| WHAT IS REQUIRED |
An exact copy of every record below is required, with the pictures left out.

| RECORDS SUPPLIED |
Content starts

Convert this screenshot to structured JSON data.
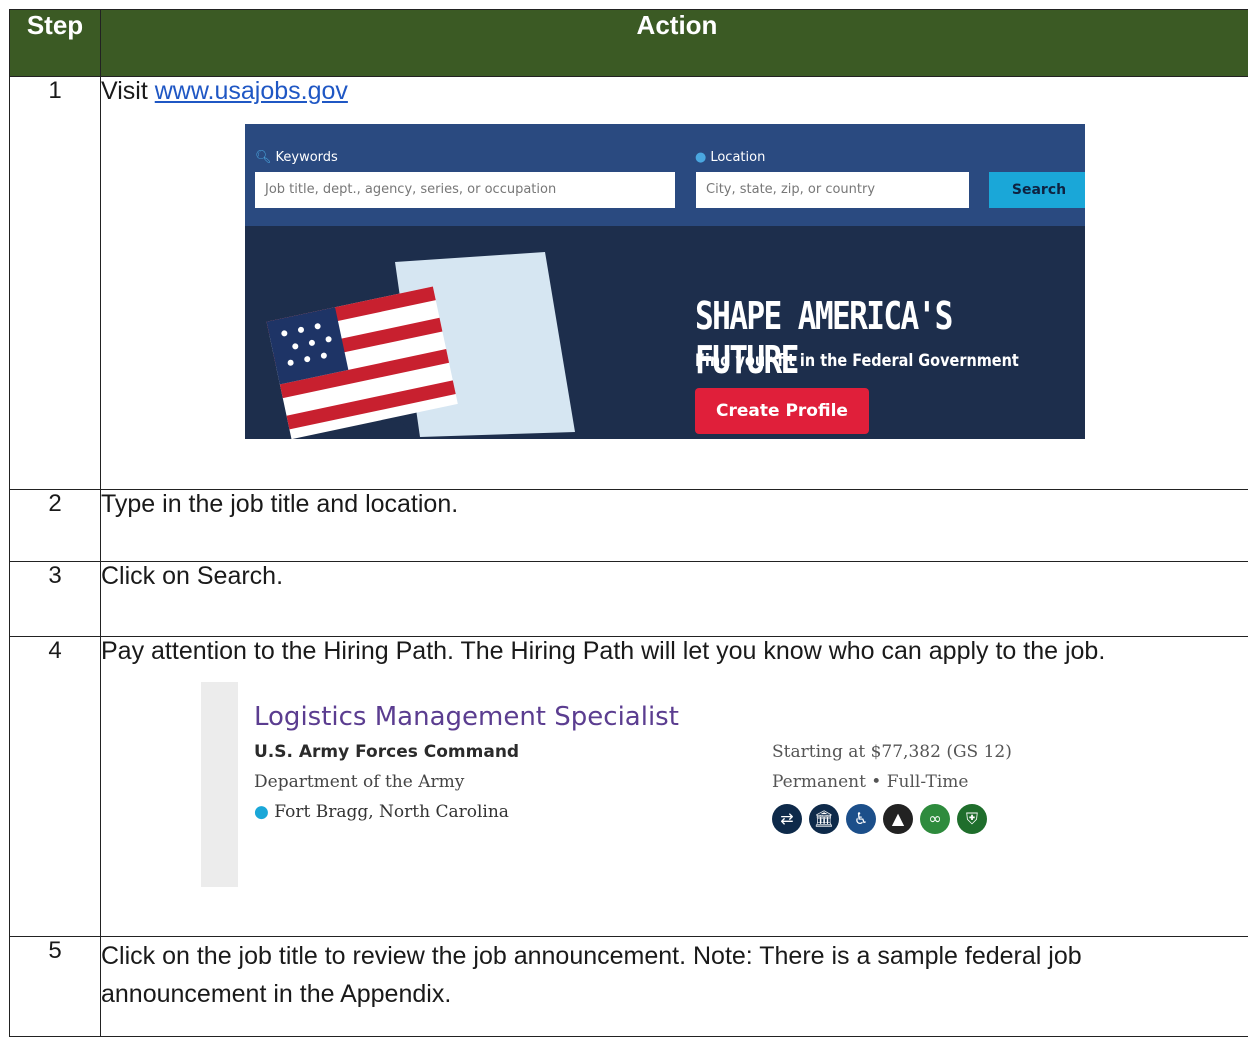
{
  "header": {
    "step": "Step",
    "action": "Action"
  },
  "rows": [
    {
      "num": "1",
      "prefix": "Visit ",
      "link": "www.usajobs.gov"
    },
    {
      "num": "2",
      "text": "Type in the job title and location."
    },
    {
      "num": "3",
      "text": "Click on Search."
    },
    {
      "num": "4",
      "text": "Pay attention to the Hiring Path. The Hiring Path will let you know who can apply to the job."
    },
    {
      "num": "5",
      "text": "Click on the job title to review the job announcement.  Note: There is a sample federal job announcement in the Appendix."
    }
  ],
  "hero": {
    "keywords_label": "Keywords",
    "keywords_placeholder": "Job title, dept., agency, series, or occupation",
    "location_label": "Location",
    "location_placeholder": "City, state, zip, or country",
    "search_label": "Search",
    "headline": "SHAPE AMERICA'S FUTURE",
    "subline": "Find your fit in the Federal Government",
    "profile_button": "Create Profile",
    "colors": {
      "banner": "#1d2e4c",
      "bar": "#2a4a80",
      "search": "#1aa7d8",
      "profile": "#e01f3a"
    }
  },
  "job": {
    "title": "Logistics Management Specialist",
    "agency": "U.S. Army Forces Command",
    "department": "Department of the Army",
    "location": "Fort Bragg, North Carolina",
    "salary": "Starting at $77,382 (GS 12)",
    "schedule": "Permanent • Full-Time",
    "hiring_path_icons": [
      {
        "name": "internal-to-agency-icon",
        "glyph": "⇄",
        "color": "#0e2a4a"
      },
      {
        "name": "federal-employee-icon",
        "glyph": "🏛",
        "color": "#0e2a4a"
      },
      {
        "name": "disability-icon",
        "glyph": "♿",
        "color": "#1c4f8a"
      },
      {
        "name": "land-management-icon",
        "glyph": "▲",
        "color": "#222222"
      },
      {
        "name": "career-transition-icon",
        "glyph": "∞",
        "color": "#2e8b3d"
      },
      {
        "name": "veterans-icon",
        "glyph": "⛨",
        "color": "#1f6e2c"
      }
    ]
  }
}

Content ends

| WRITTEN RESPONSE |
Convert this screenshot to structured JSON data.
{
  "header": {
    "step": "Step",
    "action": "Action"
  },
  "rows": [
    {
      "num": "1",
      "prefix": "Visit ",
      "link": "www.usajobs.gov"
    },
    {
      "num": "2",
      "text": "Type in the job title and location."
    },
    {
      "num": "3",
      "text": "Click on Search."
    },
    {
      "num": "4",
      "text": "Pay attention to the Hiring Path. The Hiring Path will let you know who can apply to the job."
    },
    {
      "num": "5",
      "text": "Click on the job title to review the job announcement.  Note: There is a sample federal job announcement in the Appendix."
    }
  ],
  "hero": {
    "keywords_label": "Keywords",
    "keywords_placeholder": "Job title, dept., agency, series, or occupation",
    "location_label": "Location",
    "location_placeholder": "City, state, zip, or country",
    "search_label": "Search",
    "headline": "SHAPE AMERICA'S FUTURE",
    "subline": "Find your fit in the Federal Government",
    "profile_button": "Create Profile",
    "colors": {
      "banner": "#1d2e4c",
      "bar": "#2a4a80",
      "search": "#1aa7d8",
      "profile": "#e01f3a"
    }
  },
  "job": {
    "title": "Logistics Management Specialist",
    "agency": "U.S. Army Forces Command",
    "department": "Department of the Army",
    "location": "Fort Bragg, North Carolina",
    "salary": "Starting at $77,382 (GS 12)",
    "schedule": "Permanent • Full-Time",
    "hiring_path_icons": [
      {
        "name": "internal-to-agency-icon",
        "glyph": "⇄",
        "color": "#0e2a4a"
      },
      {
        "name": "federal-employee-icon",
        "glyph": "🏛",
        "color": "#0e2a4a"
      },
      {
        "name": "disability-icon",
        "glyph": "♿",
        "color": "#1c4f8a"
      },
      {
        "name": "land-management-icon",
        "glyph": "▲",
        "color": "#222222"
      },
      {
        "name": "career-transition-icon",
        "glyph": "∞",
        "color": "#2e8b3d"
      },
      {
        "name": "veterans-icon",
        "glyph": "⛨",
        "color": "#1f6e2c"
      }
    ]
  }
}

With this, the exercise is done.